§ WORK INSTRUCTIONS
Repeat each record below exactly, omitting whatever pictures appear in it.

_____

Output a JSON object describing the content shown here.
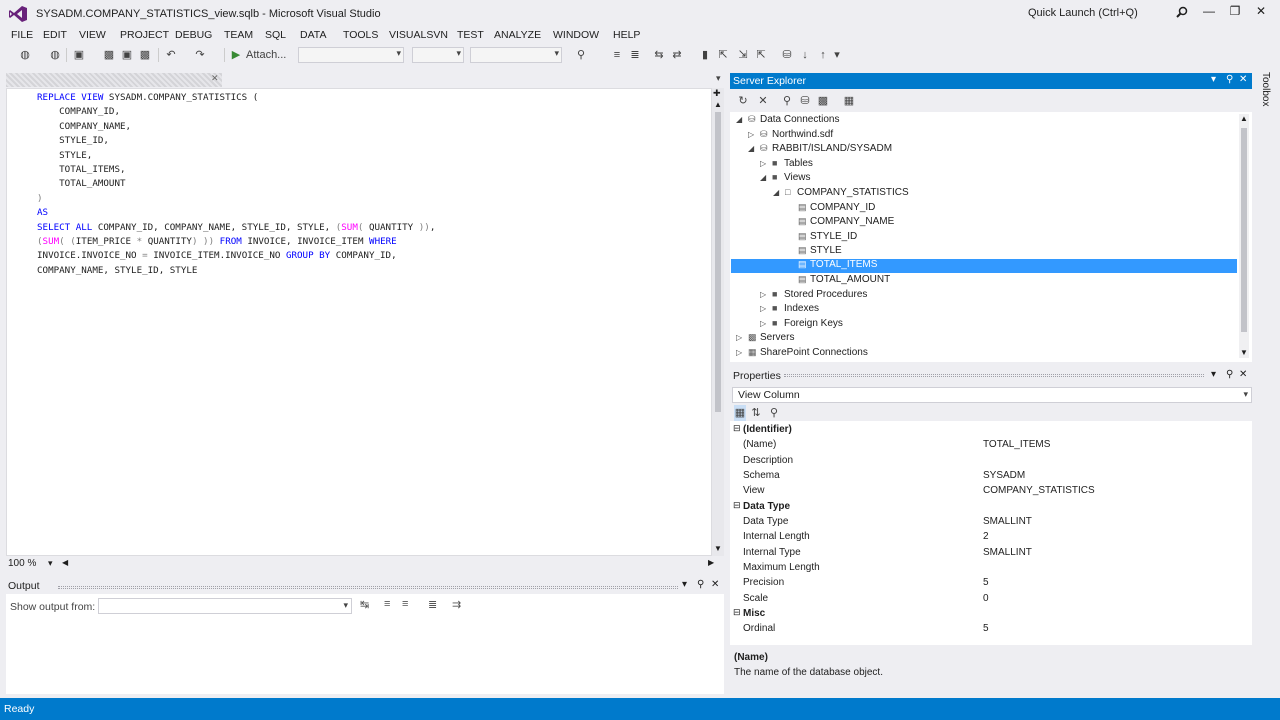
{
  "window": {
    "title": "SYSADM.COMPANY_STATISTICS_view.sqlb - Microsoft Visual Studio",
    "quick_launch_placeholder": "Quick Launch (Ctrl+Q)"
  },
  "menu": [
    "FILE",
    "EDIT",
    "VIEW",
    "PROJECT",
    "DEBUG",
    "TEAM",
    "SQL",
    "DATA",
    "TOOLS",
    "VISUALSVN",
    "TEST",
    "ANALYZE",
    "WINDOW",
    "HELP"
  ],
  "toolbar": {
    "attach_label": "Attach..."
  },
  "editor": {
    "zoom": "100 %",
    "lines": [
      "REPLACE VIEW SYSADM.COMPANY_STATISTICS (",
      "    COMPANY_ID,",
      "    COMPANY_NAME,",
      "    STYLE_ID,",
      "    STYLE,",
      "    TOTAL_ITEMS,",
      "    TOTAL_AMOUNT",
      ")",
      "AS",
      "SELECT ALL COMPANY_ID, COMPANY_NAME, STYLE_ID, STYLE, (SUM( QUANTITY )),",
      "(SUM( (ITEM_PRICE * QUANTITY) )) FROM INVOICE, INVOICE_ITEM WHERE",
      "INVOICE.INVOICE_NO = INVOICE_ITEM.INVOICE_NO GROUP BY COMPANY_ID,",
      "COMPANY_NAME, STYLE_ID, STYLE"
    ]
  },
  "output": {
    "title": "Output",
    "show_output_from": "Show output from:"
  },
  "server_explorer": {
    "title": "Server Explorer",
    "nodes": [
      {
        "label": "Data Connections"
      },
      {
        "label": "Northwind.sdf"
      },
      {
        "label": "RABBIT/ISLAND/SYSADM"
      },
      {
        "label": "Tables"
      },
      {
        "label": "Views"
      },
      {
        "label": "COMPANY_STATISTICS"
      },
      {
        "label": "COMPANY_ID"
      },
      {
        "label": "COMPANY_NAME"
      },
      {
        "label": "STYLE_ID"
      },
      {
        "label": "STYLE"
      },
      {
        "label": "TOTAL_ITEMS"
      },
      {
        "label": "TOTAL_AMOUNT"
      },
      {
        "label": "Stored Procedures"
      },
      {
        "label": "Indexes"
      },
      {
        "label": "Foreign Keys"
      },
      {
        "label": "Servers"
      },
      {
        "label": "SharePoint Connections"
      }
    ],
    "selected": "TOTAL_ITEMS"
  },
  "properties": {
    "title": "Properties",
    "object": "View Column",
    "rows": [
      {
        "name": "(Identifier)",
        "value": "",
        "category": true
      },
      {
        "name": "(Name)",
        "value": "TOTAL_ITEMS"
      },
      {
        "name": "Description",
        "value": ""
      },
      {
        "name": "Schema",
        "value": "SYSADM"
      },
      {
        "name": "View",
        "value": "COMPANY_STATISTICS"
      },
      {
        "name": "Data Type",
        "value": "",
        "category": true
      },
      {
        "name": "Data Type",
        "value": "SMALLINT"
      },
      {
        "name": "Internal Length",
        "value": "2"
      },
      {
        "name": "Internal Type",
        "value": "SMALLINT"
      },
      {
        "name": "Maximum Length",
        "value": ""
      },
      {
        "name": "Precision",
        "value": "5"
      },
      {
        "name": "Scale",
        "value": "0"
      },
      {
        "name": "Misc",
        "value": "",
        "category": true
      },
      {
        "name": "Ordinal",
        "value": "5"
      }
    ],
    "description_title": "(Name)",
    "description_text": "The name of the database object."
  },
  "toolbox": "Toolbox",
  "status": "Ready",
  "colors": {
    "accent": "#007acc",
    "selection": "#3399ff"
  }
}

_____

§ ANSWER BELOW
Output a JSON object describing the content shown here.
{
  "window": {
    "title": "SYSADM.COMPANY_STATISTICS_view.sqlb - Microsoft Visual Studio",
    "quick_launch_placeholder": "Quick Launch (Ctrl+Q)"
  },
  "menu": [
    "FILE",
    "EDIT",
    "VIEW",
    "PROJECT",
    "DEBUG",
    "TEAM",
    "SQL",
    "DATA",
    "TOOLS",
    "VISUALSVN",
    "TEST",
    "ANALYZE",
    "WINDOW",
    "HELP"
  ],
  "toolbar": {
    "attach_label": "Attach..."
  },
  "editor": {
    "zoom": "100 %",
    "lines": [
      "REPLACE VIEW SYSADM.COMPANY_STATISTICS (",
      "    COMPANY_ID,",
      "    COMPANY_NAME,",
      "    STYLE_ID,",
      "    STYLE,",
      "    TOTAL_ITEMS,",
      "    TOTAL_AMOUNT",
      ")",
      "AS",
      "SELECT ALL COMPANY_ID, COMPANY_NAME, STYLE_ID, STYLE, (SUM( QUANTITY )),",
      "(SUM( (ITEM_PRICE * QUANTITY) )) FROM INVOICE, INVOICE_ITEM WHERE",
      "INVOICE.INVOICE_NO = INVOICE_ITEM.INVOICE_NO GROUP BY COMPANY_ID,",
      "COMPANY_NAME, STYLE_ID, STYLE"
    ]
  },
  "output": {
    "title": "Output",
    "show_output_from": "Show output from:"
  },
  "server_explorer": {
    "title": "Server Explorer",
    "nodes": [
      {
        "label": "Data Connections"
      },
      {
        "label": "Northwind.sdf"
      },
      {
        "label": "RABBIT/ISLAND/SYSADM"
      },
      {
        "label": "Tables"
      },
      {
        "label": "Views"
      },
      {
        "label": "COMPANY_STATISTICS"
      },
      {
        "label": "COMPANY_ID"
      },
      {
        "label": "COMPANY_NAME"
      },
      {
        "label": "STYLE_ID"
      },
      {
        "label": "STYLE"
      },
      {
        "label": "TOTAL_ITEMS"
      },
      {
        "label": "TOTAL_AMOUNT"
      },
      {
        "label": "Stored Procedures"
      },
      {
        "label": "Indexes"
      },
      {
        "label": "Foreign Keys"
      },
      {
        "label": "Servers"
      },
      {
        "label": "SharePoint Connections"
      }
    ],
    "selected": "TOTAL_ITEMS"
  },
  "properties": {
    "title": "Properties",
    "object": "View Column",
    "rows": [
      {
        "name": "(Identifier)",
        "value": "",
        "category": true
      },
      {
        "name": "(Name)",
        "value": "TOTAL_ITEMS"
      },
      {
        "name": "Description",
        "value": ""
      },
      {
        "name": "Schema",
        "value": "SYSADM"
      },
      {
        "name": "View",
        "value": "COMPANY_STATISTICS"
      },
      {
        "name": "Data Type",
        "value": "",
        "category": true
      },
      {
        "name": "Data Type",
        "value": "SMALLINT"
      },
      {
        "name": "Internal Length",
        "value": "2"
      },
      {
        "name": "Internal Type",
        "value": "SMALLINT"
      },
      {
        "name": "Maximum Length",
        "value": ""
      },
      {
        "name": "Precision",
        "value": "5"
      },
      {
        "name": "Scale",
        "value": "0"
      },
      {
        "name": "Misc",
        "value": "",
        "category": true
      },
      {
        "name": "Ordinal",
        "value": "5"
      }
    ],
    "description_title": "(Name)",
    "description_text": "The name of the database object."
  },
  "toolbox": "Toolbox",
  "status": "Ready",
  "colors": {
    "accent": "#007acc",
    "selection": "#3399ff"
  }
}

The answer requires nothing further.